“Supreme Journalistic Integrity. Voluntary euthanasia is always a contentious issue. This makes Bowles’ reporting even more laudable. Starting with Freeda’s tragic diagnosis, she takes us through her final weeks.”
reeda Hayes was a suburban antique dealer, Daryl Stephens was a respected urology surgeon – separate worlds, yet their lives were destined to collide. In August 1999, Freeda Hayes was diagnosed with an aggressive form of kidney cancer. She was forty-seven. The hand of fate guided her to Dr Stephens, who performed a life-saving operation, giving her five precious months in which to say goodbye to family and friends. The operation also forged a special bond between Freeda and her doctor.
On 4 February 2000 Freeda Hayes died in a hospice, following visits from her brother, her sister – and Daryl Stephens. She had been in intense pain for some weeks, and over the last few days had repeatedly asked to be allowed to die. However, hospice staff considered her sudden death suspicious and police were notified.
Two months later, Daryl Stephens and Freeda’s brother and sister were arrested and all three were charged with wilful murder, a charge carrying a mandatory 15 year prison sentence. Their nightmare had begun.
Debate waged about public interest being served by charging a doctor with murder when evidence was at best, circumstantial. Pro- and anti- euthanasia lobbyists joined the argument raging over the first trial in Australia of a doctor accused of murder for ‘helping’ a patient to die.

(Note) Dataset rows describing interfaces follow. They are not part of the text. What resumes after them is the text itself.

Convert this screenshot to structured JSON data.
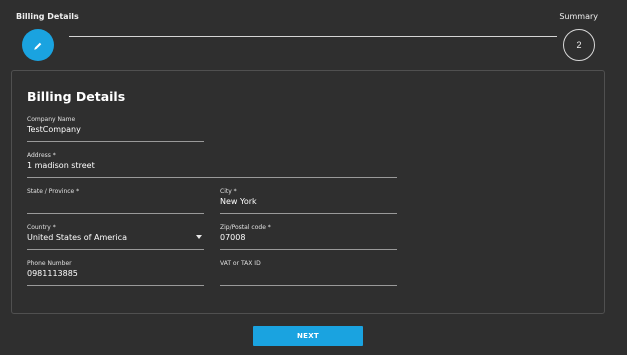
{
  "stepper": {
    "steps": [
      {
        "label": "Billing Details",
        "state": "active",
        "icon": "pencil-icon"
      },
      {
        "label": "Summary",
        "state": "pending",
        "number": "2"
      }
    ],
    "accent_color": "#1aa3e0"
  },
  "form": {
    "title": "Billing Details",
    "fields": {
      "company_name": {
        "label": "Company Name",
        "value": "TestCompany"
      },
      "address": {
        "label": "Address *",
        "value": "1 madison street"
      },
      "state": {
        "label": "State / Province *",
        "value": ""
      },
      "city": {
        "label": "City *",
        "value": "New York"
      },
      "country": {
        "label": "Country *",
        "value": "United States of America"
      },
      "zip": {
        "label": "Zip/Postal code *",
        "value": "07008"
      },
      "phone": {
        "label": "Phone Number",
        "value": "0981113885"
      },
      "vat": {
        "label": "VAT or TAX ID",
        "value": ""
      }
    }
  },
  "actions": {
    "next_label": "NEXT"
  }
}
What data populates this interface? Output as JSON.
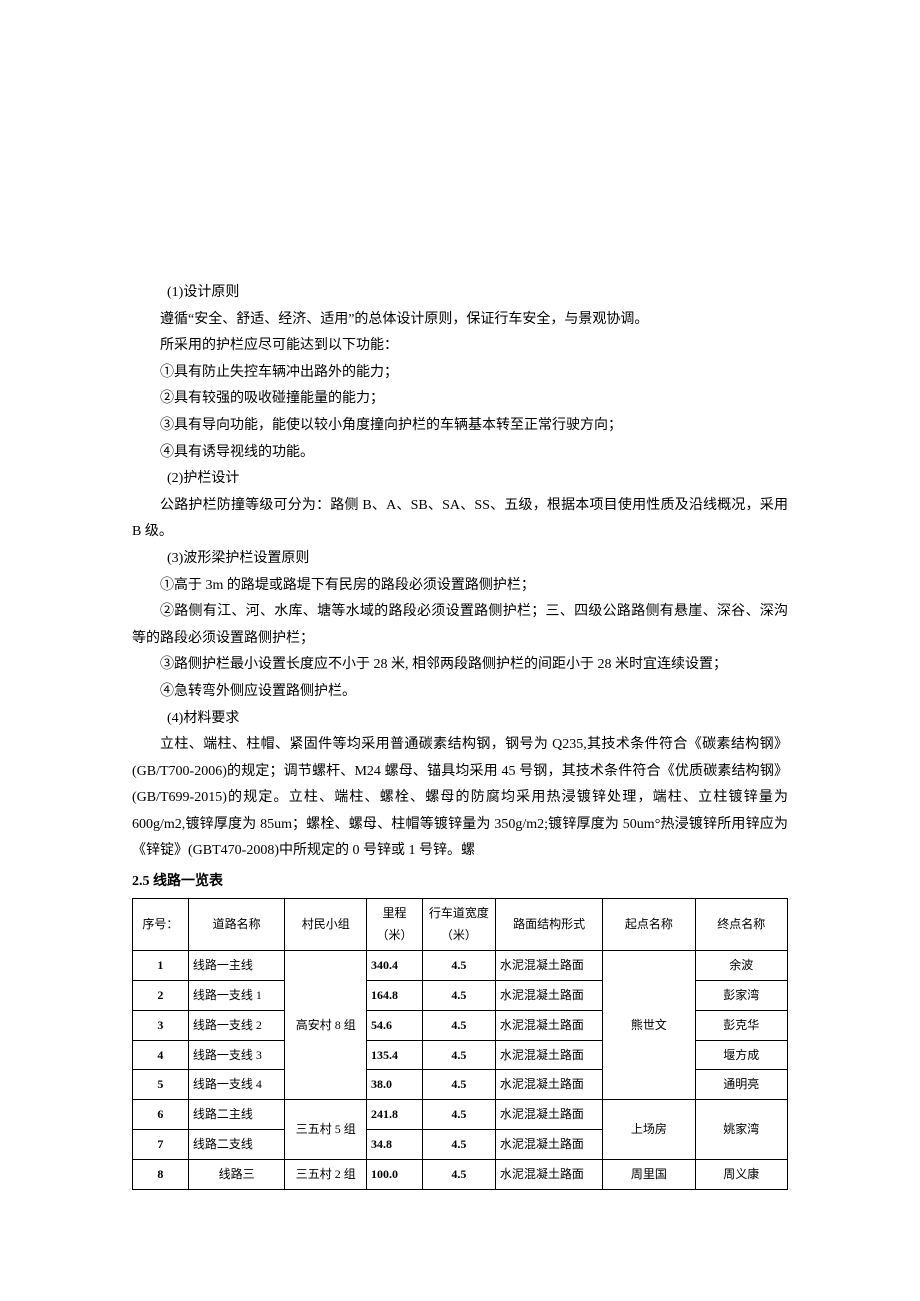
{
  "paragraphs": {
    "p1": "(1)设计原则",
    "p2": "遵循“安全、舒适、经济、适用”的总体设计原则，保证行车安全，与景观协调。",
    "p3": "所采用的护栏应尽可能达到以下功能：",
    "p4": "①具有防止失控车辆冲出路外的能力；",
    "p5": "②具有较强的吸收碰撞能量的能力；",
    "p6": "③具有导向功能，能使以较小角度撞向护栏的车辆基本转至正常行驶方向；",
    "p7": "④具有诱导视线的功能。",
    "p8": "(2)护栏设计",
    "p9": "公路护栏防撞等级可分为：路侧 B、A、SB、SA、SS、五级，根据本项目使用性质及沿线概况，采用 B 级。",
    "p10": "(3)波形梁护栏设置原则",
    "p11": "①高于 3m 的路堤或路堤下有民房的路段必须设置路侧护栏；",
    "p12": "②路侧有江、河、水库、塘等水域的路段必须设置路侧护栏；三、四级公路路侧有悬崖、深谷、深沟等的路段必须设置路侧护栏；",
    "p13": "③路侧护栏最小设置长度应不小于 28 米, 相邻两段路侧护栏的间距小于 28 米时宜连续设置；",
    "p14": "④急转弯外侧应设置路侧护栏。",
    "p15": "(4)材料要求",
    "p16": "立柱、端柱、柱帽、紧固件等均采用普通碳素结构钢，钢号为 Q235,其技术条件符合《碳素结构钢》(GB/T700-2006)的规定；调节螺杆、M24 螺母、锚具均采用 45 号钢，其技术条件符合《优质碳素结构钢》(GB/T699-2015)的规定。立柱、端柱、螺栓、螺母的防腐均采用热浸镀锌处理，端柱、立柱镀锌量为600g/m2,镀锌厚度为 85um；螺栓、螺母、柱帽等镀锌量为 350g/m2;镀锌厚度为 50um°热浸镀锌所用锌应为《锌锭》(GBT470-2008)中所规定的 0 号锌或 1 号锌。螺",
    "section_title": "2.5 线路一览表"
  },
  "table": {
    "headers": {
      "seq": "序号：",
      "road_name": "道路名称",
      "group": "村民小组",
      "mileage": "里程（米）",
      "lane_width": "行车道宽度（米）",
      "surface": "路面结构形式",
      "start": "起点名称",
      "end": "终点名称"
    },
    "group1": "高安村 8 组",
    "group2": "三五村 5 组",
    "group3": "三五村 2 组",
    "start1": "熊世文",
    "start2": "上场房",
    "start3": "周里国",
    "end2": "姚家湾",
    "rows": [
      {
        "seq": "1",
        "name": "线路一主线",
        "mile": "340.4",
        "width": "4.5",
        "surface": "水泥混凝土路面",
        "end": "余波"
      },
      {
        "seq": "2",
        "name": "线路一支线 1",
        "mile": "164.8",
        "width": "4.5",
        "surface": "水泥混凝土路面",
        "end": "彭家湾"
      },
      {
        "seq": "3",
        "name": "线路一支线 2",
        "mile": "54.6",
        "width": "4.5",
        "surface": "水泥混凝土路面",
        "end": "彭克华"
      },
      {
        "seq": "4",
        "name": "线路一支线 3",
        "mile": "135.4",
        "width": "4.5",
        "surface": "水泥混凝土路面",
        "end": "堰方成"
      },
      {
        "seq": "5",
        "name": "线路一支线 4",
        "mile": "38.0",
        "width": "4.5",
        "surface": "水泥混凝土路面",
        "end": "通明亮"
      },
      {
        "seq": "6",
        "name": "线路二主线",
        "mile": "241.8",
        "width": "4.5",
        "surface": "水泥混凝土路面"
      },
      {
        "seq": "7",
        "name": "线路二支线",
        "mile": "34.8",
        "width": "4.5",
        "surface": "水泥混凝土路面"
      },
      {
        "seq": "8",
        "name": "线路三",
        "mile": "100.0",
        "width": "4.5",
        "surface": "水泥混凝土路面",
        "end": "周义康"
      }
    ]
  }
}
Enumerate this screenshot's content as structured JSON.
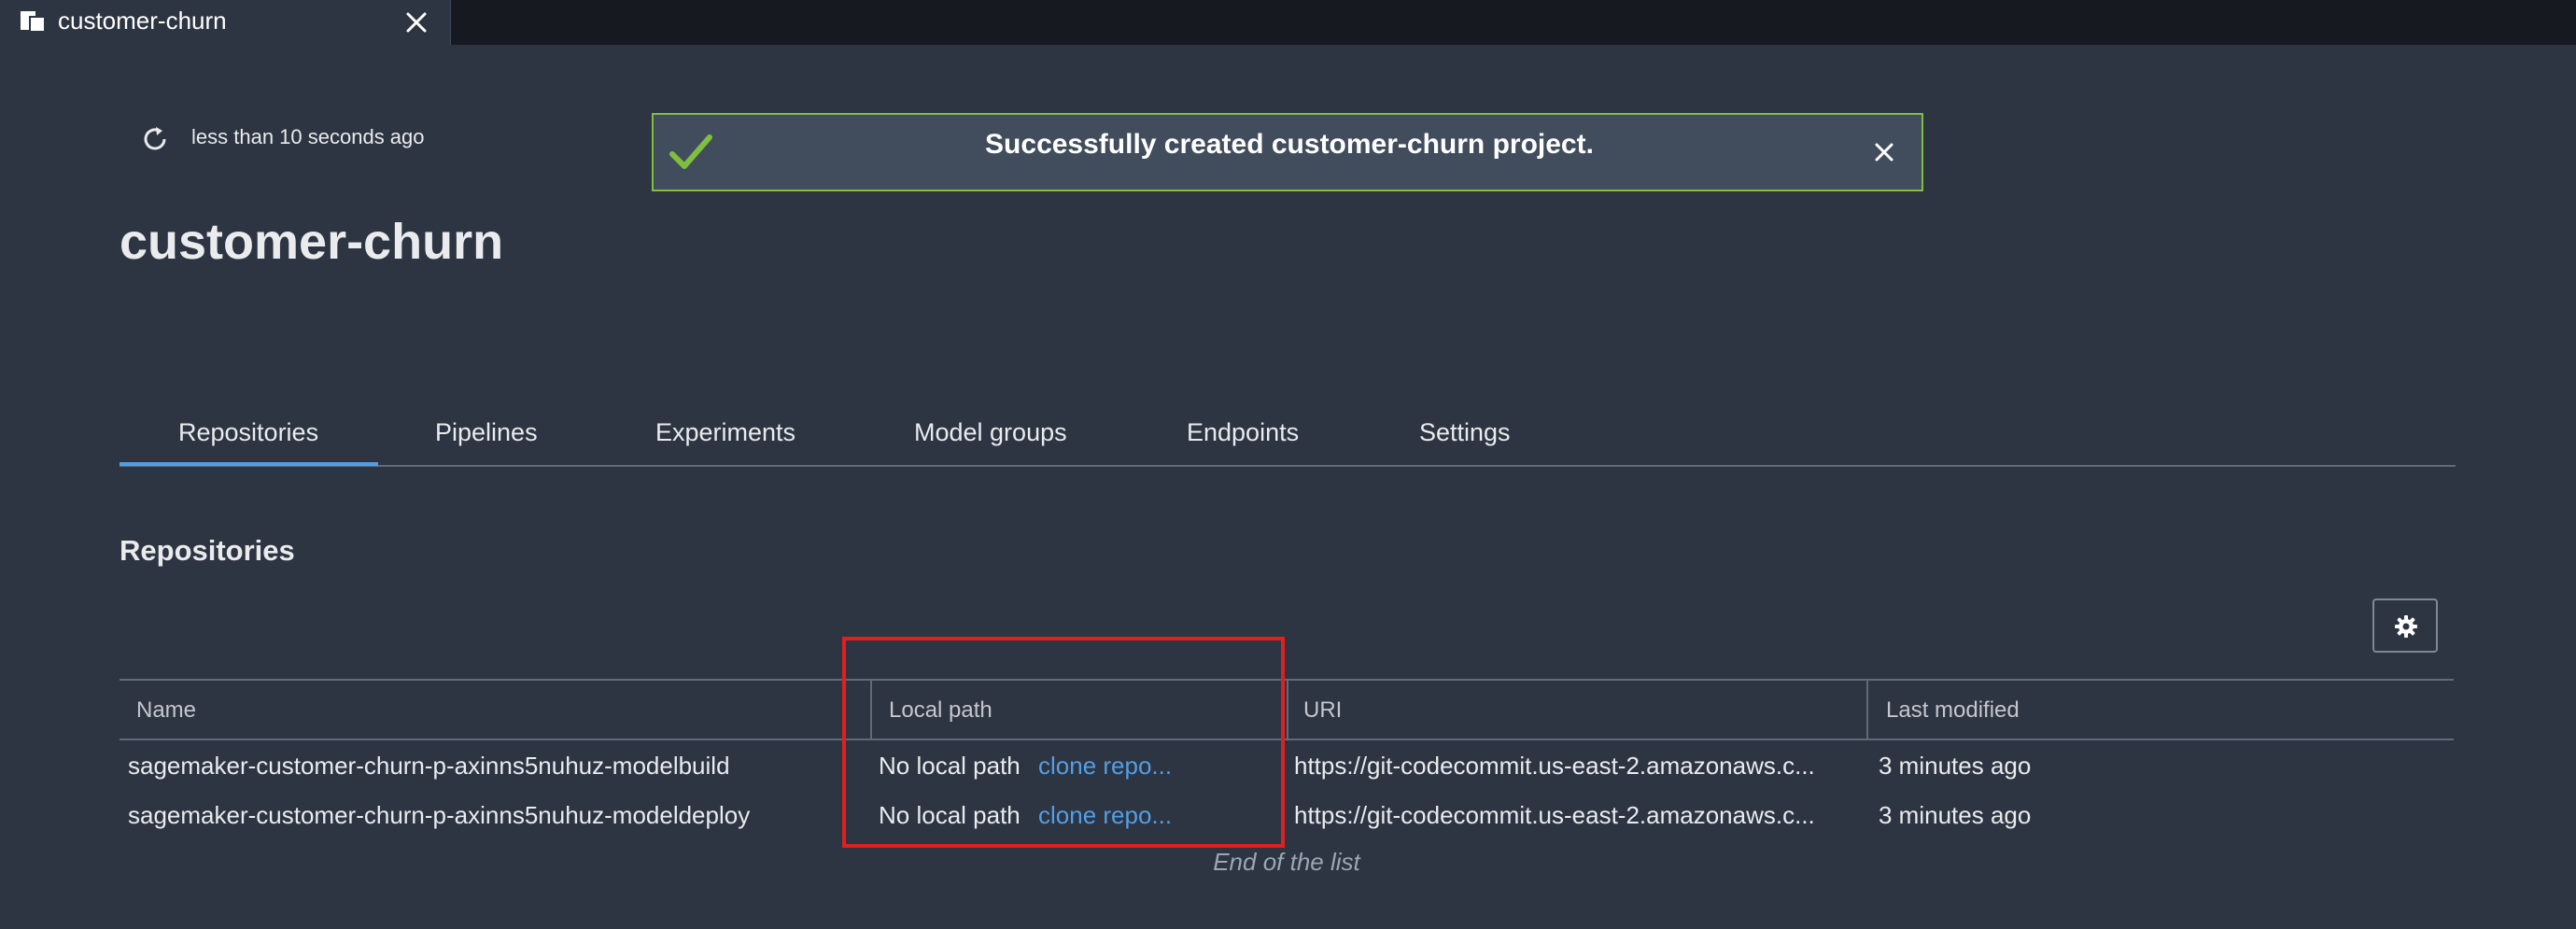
{
  "document_tab": {
    "label": "customer-churn",
    "icon": "document-icon"
  },
  "refresh": {
    "icon": "refresh-icon",
    "text": "less than 10 seconds ago"
  },
  "flash": {
    "icon": "check-icon",
    "message": "Successfully created customer-churn project.",
    "status_color": "#7fbf3f"
  },
  "page": {
    "title": "customer-churn"
  },
  "tabs": [
    {
      "label": "Repositories",
      "active": true
    },
    {
      "label": "Pipelines"
    },
    {
      "label": "Experiments"
    },
    {
      "label": "Model groups"
    },
    {
      "label": "Endpoints"
    },
    {
      "label": "Settings"
    }
  ],
  "section": {
    "title": "Repositories"
  },
  "table": {
    "columns": [
      "Name",
      "Local path",
      "URI",
      "Last modified"
    ],
    "rows": [
      {
        "name": "sagemaker-customer-churn-p-axinns5nuhuz-modelbuild",
        "local_path": "No local path",
        "action": "clone repo...",
        "uri": "https://git-codecommit.us-east-2.amazonaws.c...",
        "last_modified": "3 minutes ago"
      },
      {
        "name": "sagemaker-customer-churn-p-axinns5nuhuz-modeldeploy",
        "local_path": "No local path",
        "action": "clone repo...",
        "uri": "https://git-codecommit.us-east-2.amazonaws.c...",
        "last_modified": "3 minutes ago"
      }
    ],
    "footer": "End of the list"
  },
  "colors": {
    "background": "#2d3442",
    "link": "#539fe5",
    "highlight": "#e0201e",
    "active_tab": "#539fe5"
  }
}
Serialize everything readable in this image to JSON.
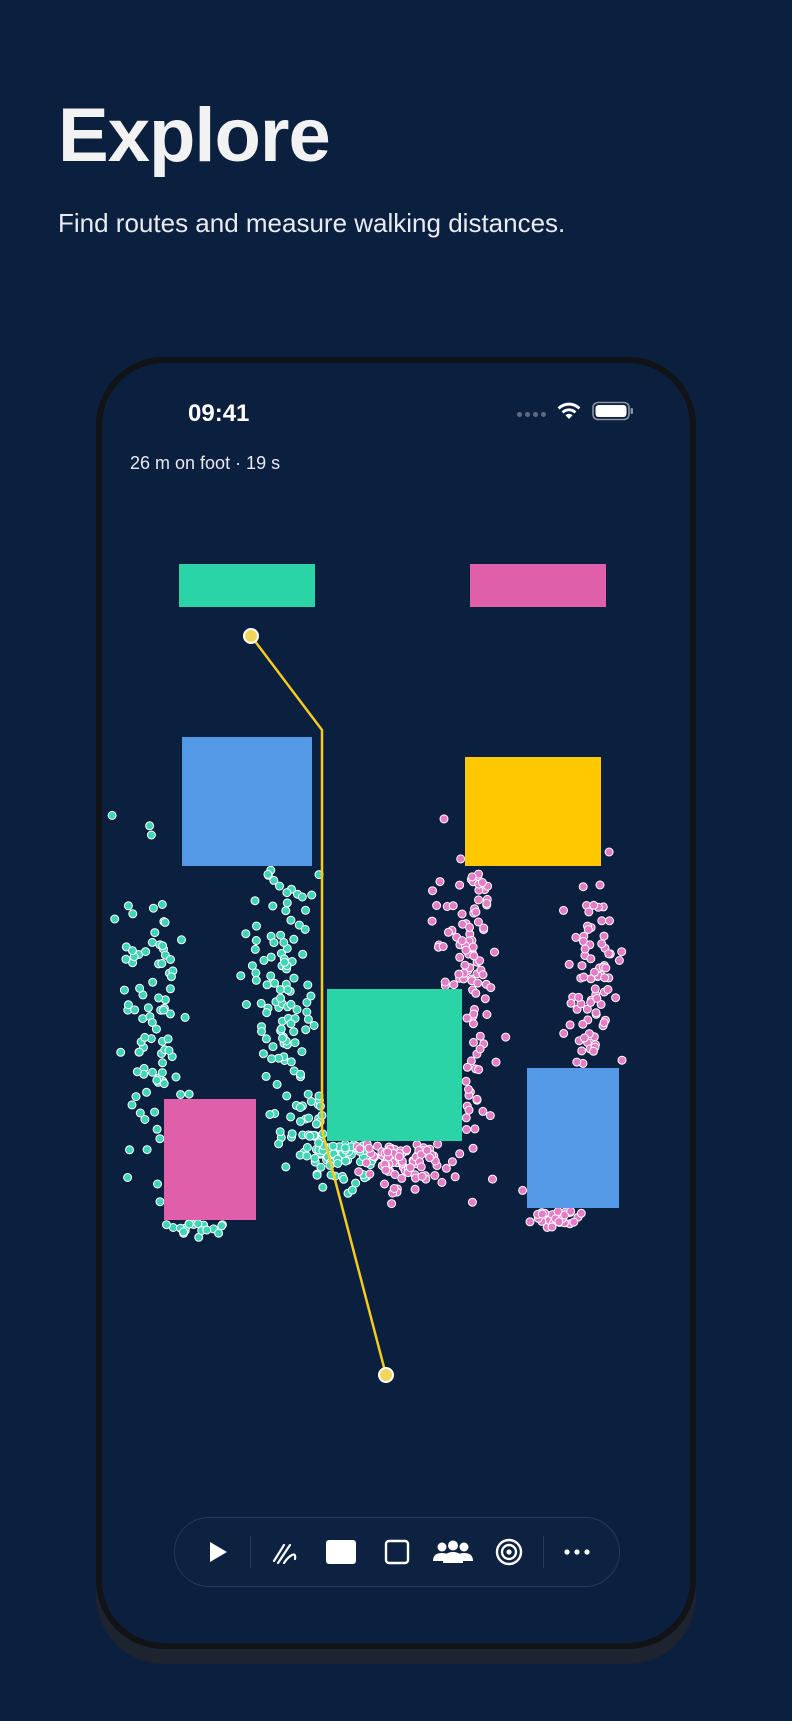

What Happened To Freeda Hayes? is a gripping story that takes the reader to the very heart of the euthanasia debate by examining the devastating effect the tragedy of Freeda’s illness and death had on her family and those who treated her, and moral and social issues that we must all confront in dealing with a person’s right to determine their own fate.